The current COVID-19 pandemic has resulted in a shortage of personal protective equipment (PPE), but those who are crafty enough have been making their own face masks from recycled fabric at home. The CDC has approved many of these homemade masks as acceptable precautionary protection, but there’s one design flaw—by covering our mouths with fabric, the masks make it impossible for the deaf and hard of hearing to communicate. That’s why Kentucky-based, 21-year-old college student Ashley Lawrence designed a reusable face mask with a see-through window.

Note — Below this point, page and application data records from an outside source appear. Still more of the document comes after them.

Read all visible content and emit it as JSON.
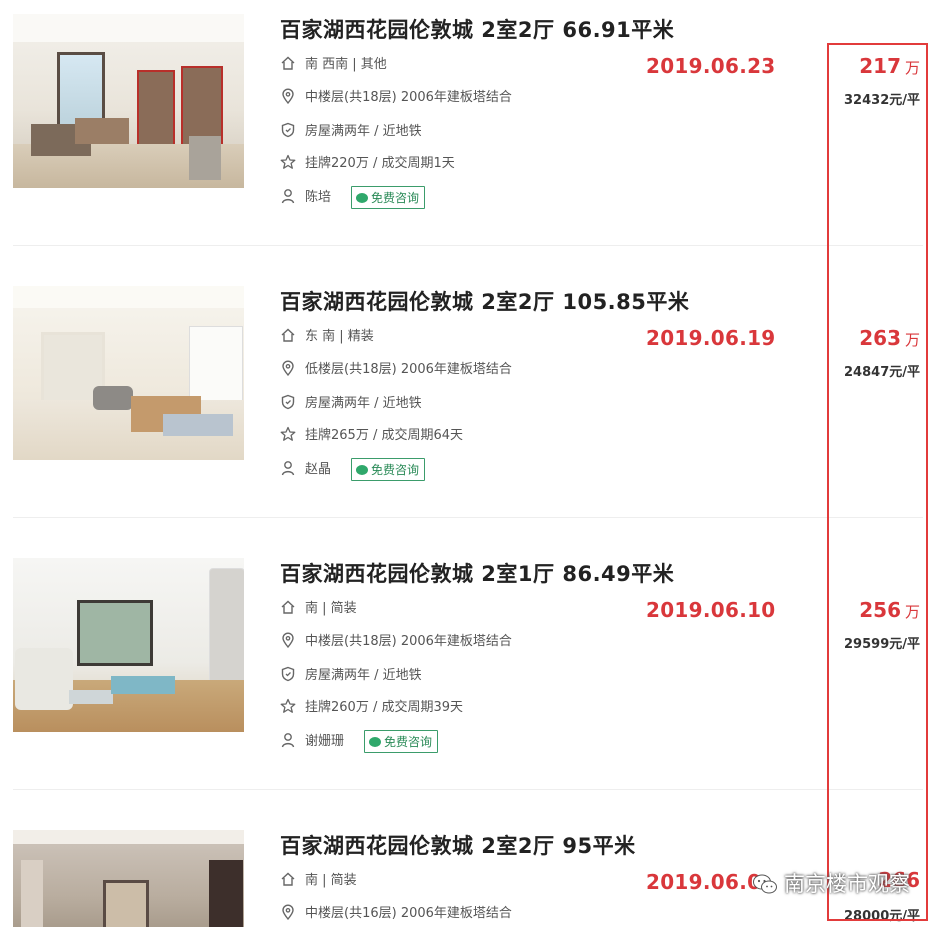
{
  "listings": [
    {
      "title": "百家湖西花园伦敦城 2室2厅 66.91平米",
      "orientation": "南 西南 | 其他",
      "floor": "中楼层(共18层) 2006年建板塔结合",
      "tags": "房屋满两年 / 近地铁",
      "listing": "挂牌220万 / 成交周期1天",
      "agent": "陈培",
      "consult_label": "免费咨询",
      "date": "2019.06.23",
      "total_price": "217",
      "total_unit": "万",
      "unit_price": "32432元/平"
    },
    {
      "title": "百家湖西花园伦敦城 2室2厅 105.85平米",
      "orientation": "东 南 | 精装",
      "floor": "低楼层(共18层) 2006年建板塔结合",
      "tags": "房屋满两年 / 近地铁",
      "listing": "挂牌265万 / 成交周期64天",
      "agent": "赵晶",
      "consult_label": "免费咨询",
      "date": "2019.06.19",
      "total_price": "263",
      "total_unit": "万",
      "unit_price": "24847元/平"
    },
    {
      "title": "百家湖西花园伦敦城 2室1厅 86.49平米",
      "orientation": "南 | 简装",
      "floor": "中楼层(共18层) 2006年建板塔结合",
      "tags": "房屋满两年 / 近地铁",
      "listing": "挂牌260万 / 成交周期39天",
      "agent": "谢姗珊",
      "consult_label": "免费咨询",
      "date": "2019.06.10",
      "total_price": "256",
      "total_unit": "万",
      "unit_price": "29599元/平"
    },
    {
      "title": "百家湖西花园伦敦城 2室2厅 95平米",
      "orientation": "南 | 简装",
      "floor": "中楼层(共16层) 2006年建板塔结合",
      "date": "2019.06.0",
      "total_price": "266",
      "unit_price": "28000元/平"
    }
  ],
  "watermark": "南京楼市观察",
  "colors": {
    "accent_red": "#d9373b",
    "box_red": "#e23b3b",
    "consult_green": "#2a8a57"
  }
}
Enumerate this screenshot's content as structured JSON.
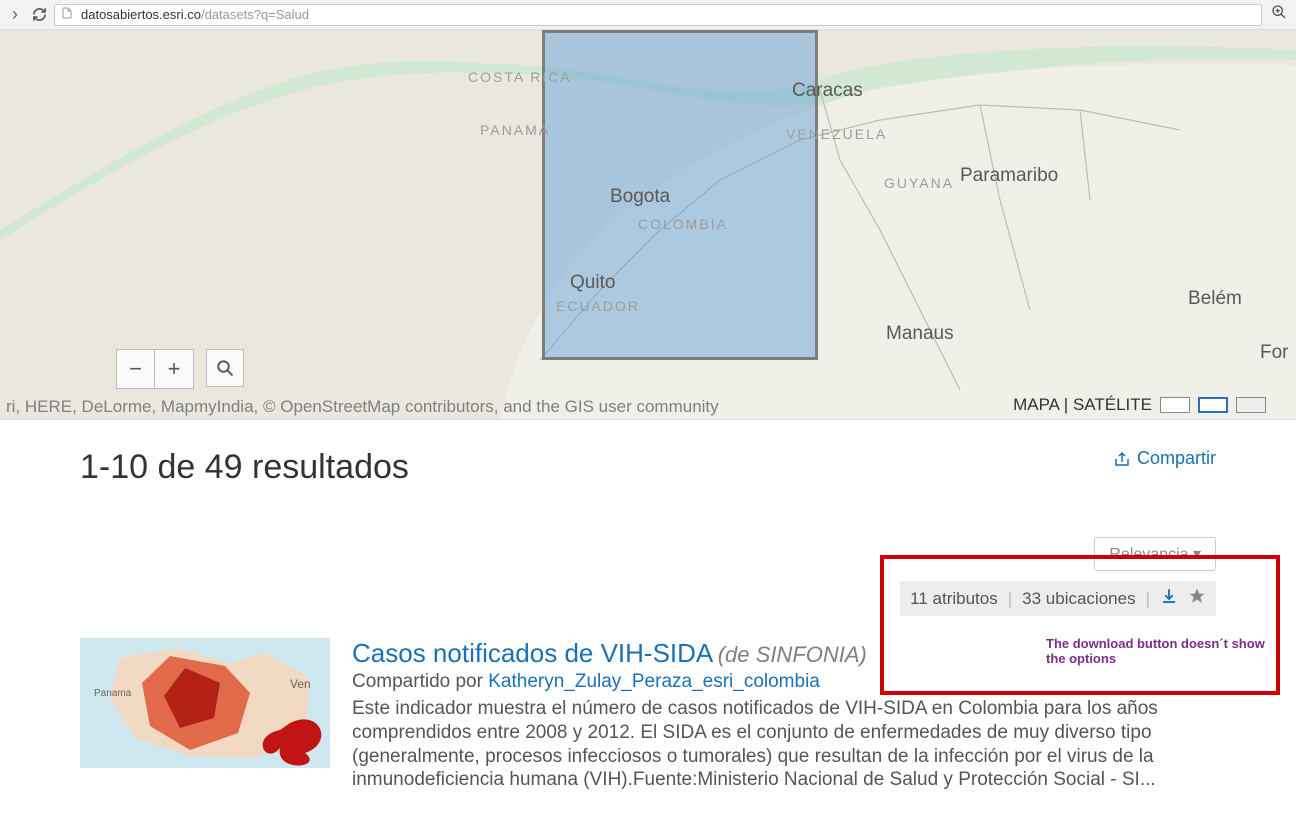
{
  "browser": {
    "url_host": "datosabiertos.esri.co",
    "url_path": "/datasets?q=Salud"
  },
  "map": {
    "labels": {
      "costa_rica": "COSTA RICA",
      "panama": "PANAMÁ",
      "caracas": "Caracas",
      "venezuela": "VENEZUELA",
      "bogota": "Bogota",
      "colombia": "COLOMBIA",
      "guyana": "GUYANA",
      "paramaribo": "Paramaribo",
      "quito": "Quito",
      "ecuador": "ECUADOR",
      "manaus": "Manaus",
      "belem": "Belém",
      "for": "For"
    },
    "attribution": "ri, HERE, DeLorme, MapmyIndia, © OpenStreetMap contributors, and the GIS user community",
    "toggle_label": "MAPA | SATÉLITE",
    "zoom_out": "−",
    "zoom_in": "+"
  },
  "results": {
    "count_text": "1-10 de 49 resultados",
    "share_label": "Compartir",
    "sort_label": "Relevancia ▾",
    "meta": {
      "attributes": "11 atributos",
      "locations": "33 ubicaciones"
    },
    "item": {
      "title": "Casos notificados de VIH-SIDA",
      "source": "(de SINFONIA)",
      "shared_prefix": "Compartido por ",
      "shared_user": "Katheryn_Zulay_Peraza_esri_colombia",
      "description": "Este indicador muestra el número de casos notificados de VIH-SIDA en Colombia para los años comprendidos entre 2008 y 2012. El SIDA es el conjunto de enfermedades de muy diverso tipo (generalmente, procesos infecciosos o tumorales) que resultan de la infección por el virus de la inmunodeficiencia humana (VIH).Fuente:Ministerio Nacional de Salud y Protección Social - SI..."
    }
  },
  "annotation": {
    "text": "The download button doesn´t show the options"
  }
}
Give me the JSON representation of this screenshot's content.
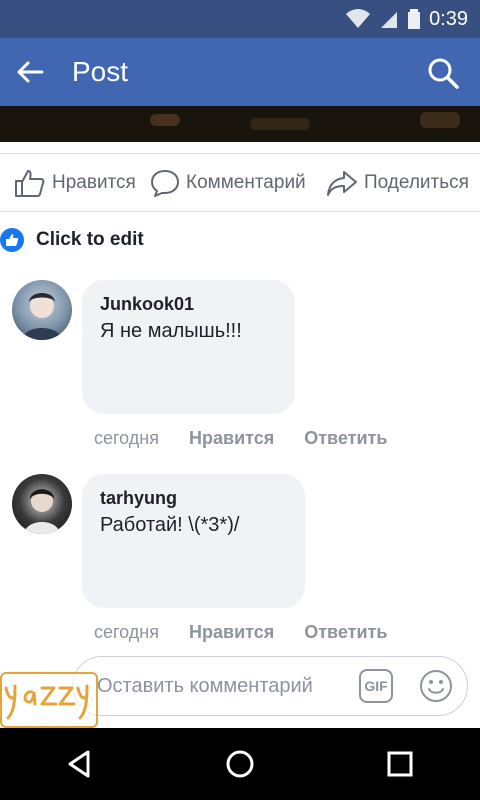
{
  "status_bar": {
    "time": "0:39"
  },
  "app_bar": {
    "title": "Post"
  },
  "actions": {
    "like_label": "Нравится",
    "comment_label": "Комментарий",
    "share_label": "Поделиться"
  },
  "reactions": {
    "label": "Click to edit"
  },
  "comments": [
    {
      "author": "Junkook01",
      "text": "Я не малышь!!!",
      "time": "сегодня",
      "like": "Нравится",
      "reply": "Ответить"
    },
    {
      "author": "tarhyung",
      "text": "Работай! \\(*3*)/",
      "time": "сегодня",
      "like": "Нравится",
      "reply": "Ответить"
    }
  ],
  "composer": {
    "placeholder": "Оставить комментарий",
    "gif_label": "GIF"
  },
  "watermark": {
    "text": "yazzy"
  },
  "colors": {
    "brand": "#4267b2",
    "status": "#384f82",
    "bubble": "#f0f2f5",
    "meta_text": "#8d949e"
  },
  "icons": [
    "signal-icon",
    "wifi-icon",
    "battery-icon",
    "back-arrow-icon",
    "search-icon",
    "like-icon",
    "comment-icon",
    "share-icon",
    "gif-icon",
    "emoji-icon",
    "nav-back-icon",
    "nav-home-icon",
    "nav-recents-icon"
  ]
}
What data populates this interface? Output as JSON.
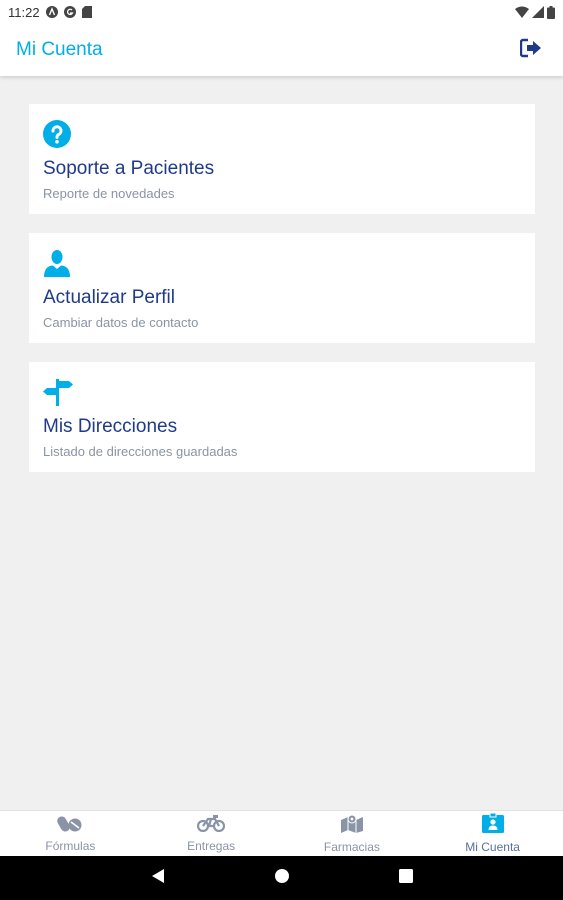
{
  "status_bar": {
    "time": "11:22"
  },
  "app_bar": {
    "title": "Mi Cuenta",
    "action_icon": "logout-icon"
  },
  "cards": [
    {
      "title": "Soporte a Pacientes",
      "subtitle": "Reporte de novedades",
      "icon": "help-icon"
    },
    {
      "title": "Actualizar Perfil",
      "subtitle": "Cambiar datos de contacto",
      "icon": "user-icon"
    },
    {
      "title": "Mis Direcciones",
      "subtitle": "Listado de direcciones guardadas",
      "icon": "signpost-icon"
    }
  ],
  "bottom_nav": {
    "items": [
      {
        "label": "Fórmulas",
        "icon": "pills-icon",
        "active": false
      },
      {
        "label": "Entregas",
        "icon": "motorcycle-icon",
        "active": false
      },
      {
        "label": "Farmacias",
        "icon": "map-icon",
        "active": false
      },
      {
        "label": "Mi Cuenta",
        "icon": "id-badge-icon",
        "active": true
      }
    ]
  },
  "colors": {
    "accent": "#00aee8",
    "title": "#1f3a8a",
    "subtitle": "#8a94a6",
    "background": "#f0f0f0"
  }
}
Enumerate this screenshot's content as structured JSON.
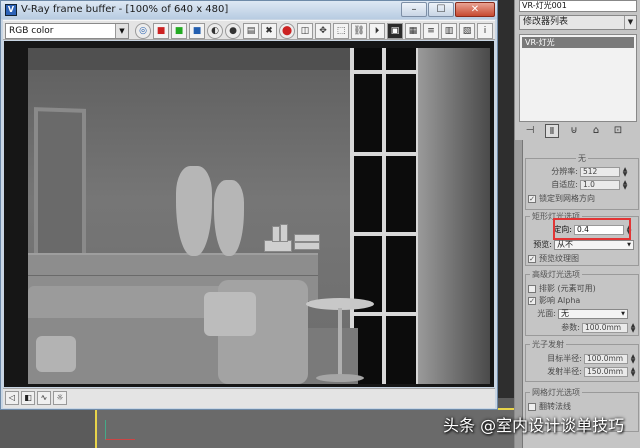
{
  "vfb": {
    "title": "V-Ray frame buffer - [100% of 640 x 480]",
    "title_icon": "V",
    "window_buttons": [
      "–",
      "☐",
      "✕"
    ],
    "channel": "RGB color",
    "toolbar_icons": [
      {
        "name": "color-wheel-icon",
        "glyph": "◎",
        "cls": "blue round"
      },
      {
        "name": "red-channel-icon",
        "glyph": "■",
        "cls": "red sq"
      },
      {
        "name": "green-channel-icon",
        "glyph": "■",
        "cls": "green sq"
      },
      {
        "name": "blue-channel-icon",
        "glyph": "■",
        "cls": "blue sq"
      },
      {
        "name": "alpha-channel-icon",
        "glyph": "◐",
        "cls": "round"
      },
      {
        "name": "mono-icon",
        "glyph": "●",
        "cls": "round"
      },
      {
        "name": "save-image-icon",
        "glyph": "▤",
        "cls": "sq"
      },
      {
        "name": "load-image-icon",
        "glyph": "✖",
        "cls": "sq"
      },
      {
        "name": "clear-image-icon",
        "glyph": "⬤",
        "cls": "red round"
      },
      {
        "name": "duplicate-icon",
        "glyph": "◫",
        "cls": "sq"
      },
      {
        "name": "track-mouse-icon",
        "glyph": "✥",
        "cls": "sq"
      },
      {
        "name": "region-render-icon",
        "glyph": "⬚",
        "cls": "sq"
      },
      {
        "name": "link-icon",
        "glyph": "⛓",
        "cls": "sq"
      },
      {
        "name": "render-last-icon",
        "glyph": "⏵",
        "cls": "sq"
      },
      {
        "name": "display-icon",
        "glyph": "▣",
        "cls": "dark"
      },
      {
        "name": "lut-icon",
        "glyph": "▦",
        "cls": "sq"
      },
      {
        "name": "stamp-icon",
        "glyph": "≡",
        "cls": "sq"
      },
      {
        "name": "levels-icon",
        "glyph": "▥",
        "cls": "sq"
      },
      {
        "name": "pixel-info-icon",
        "glyph": "▧",
        "cls": "sq"
      },
      {
        "name": "info-icon",
        "glyph": "i",
        "cls": "sq"
      }
    ]
  },
  "panel": {
    "object_name": "VR-灯光001",
    "modifier_list": "修改器列表",
    "stack_item": "VR-灯光",
    "tools": [
      "⊣",
      "Ⅱ",
      "⊍",
      "⌂",
      "⊡"
    ],
    "rollout_top": {
      "title": "无",
      "subdivs_label": "分辨率:",
      "subdivs_value": "512",
      "adaptive_label": "自适应:",
      "adaptive_value": "1.0",
      "lock_label": "锁定到网格方向"
    },
    "directional": {
      "title": "矩形灯光选项",
      "label": "定向:",
      "value": "0.4",
      "preview_label": "预览:",
      "preview_value": "从不",
      "texture_label": "预览纹理图"
    },
    "options": {
      "title": "高级灯光选项",
      "shadow_label": "排影 (元素可用)",
      "affect_alpha": "影响 Alpha",
      "photon_label": "光面:",
      "photon_value": "无",
      "radius_label": "参数:",
      "radius_value": "100.0mm"
    },
    "photon": {
      "title": "光子发射",
      "target_label": "目标半径:",
      "target_value": "100.0mm",
      "emit_label": "发射半径:",
      "emit_value": "150.0mm"
    },
    "mesh": {
      "title": "网格灯光选项",
      "flip_label": "翻转法线"
    }
  },
  "watermark": "头条 @室内设计谈单技巧"
}
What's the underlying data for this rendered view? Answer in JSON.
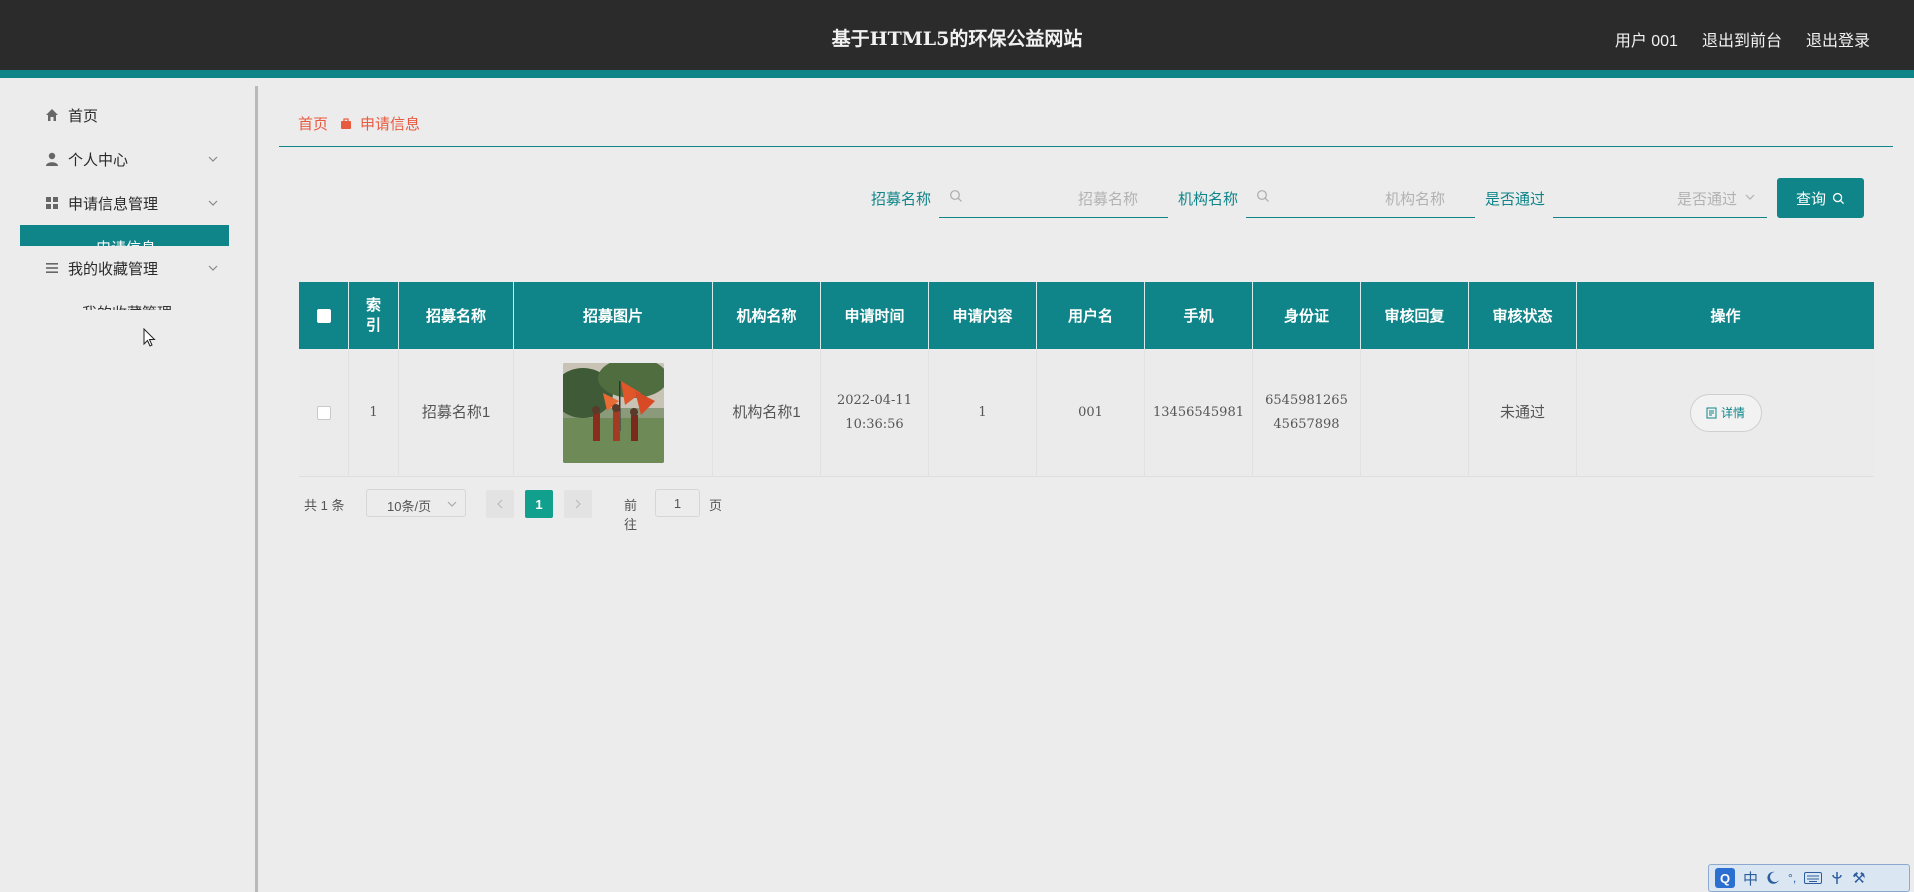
{
  "header": {
    "title": "基于HTML5的环保公益网站",
    "user_label": "用户 001",
    "frontend_link": "退出到前台",
    "logout_link": "退出登录"
  },
  "sidebar": {
    "items": [
      {
        "label": "首页",
        "icon": "home-icon"
      },
      {
        "label": "个人中心",
        "icon": "user-icon"
      },
      {
        "label": "申请信息管理",
        "icon": "grid-icon"
      },
      {
        "label": "我的收藏管理",
        "icon": "list-icon"
      }
    ],
    "active_sub": "申请信息",
    "fav_sub": "我的收藏管理"
  },
  "breadcrumb": {
    "home": "首页",
    "current": "申请信息"
  },
  "search": {
    "recruit_label": "招募名称",
    "recruit_placeholder": "招募名称",
    "org_label": "机构名称",
    "org_placeholder": "机构名称",
    "pass_label": "是否通过",
    "pass_placeholder": "是否通过",
    "query_button": "查询"
  },
  "table": {
    "headers": [
      "",
      "索引",
      "招募名称",
      "招募图片",
      "机构名称",
      "申请时间",
      "申请内容",
      "用户名",
      "手机",
      "身份证",
      "审核回复",
      "审核状态",
      "操作"
    ],
    "rows": [
      {
        "index": "1",
        "recruit_name": "招募名称1",
        "org_name": "机构名称1",
        "apply_time": "2022-04-11 10:36:56",
        "apply_content": "1",
        "username": "001",
        "phone": "13456545981",
        "id_card": "654598126545657898",
        "review_reply": "",
        "review_status": "未通过",
        "action_label": "详情"
      }
    ]
  },
  "pagination": {
    "total_text": "共 1 条",
    "page_size": "10条/页",
    "current_page": "1",
    "goto_label": "前往",
    "goto_value": "1",
    "page_unit": "页"
  },
  "ime": {
    "mode": "中",
    "punct": "°,",
    "tool": "⚒"
  },
  "colors": {
    "header_bg": "#2b2b2b",
    "accent_teal": "#0f8589",
    "page_active": "#11a08e",
    "breadcrumb": "#e85a3f"
  }
}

“As a college student studying Education for the Deaf and Hard of Hearing, I have a great appreciation for the ways in which the world is designed with hearing people in mind,” says Lawrence. “Those who rely on lip-reading or ASL to communicate are often cut off from their source of communication when doctors and nurses don surgical masks.” Using some old bedsheets and translucent plastic fabric for the window, Lawrence cleverly modified the standard mask so that it’s suitable for those who lip-read or who rely on the facial expressions.
Lawrence launched her idea on GoFundMe to help cover her production costs, and, as of April 2, 2020, she reached her goal. Lawrence is now distributing her masks to anyone who needs one, free of charge. And she even plans to upload a DIY tutorial on YouTube, so you can make her face mask design at home.
Although Lawrence has already raised the funds she needs, you can still donate to her cause. Profits will be donated to Hands & Voices, a non-profit organization dedicated to supporting families of children who are deaf or hard of hearing.
Find out more about the reusable masks for the deaf and hard of hearing on Lawrence’s GoFundMe campaign.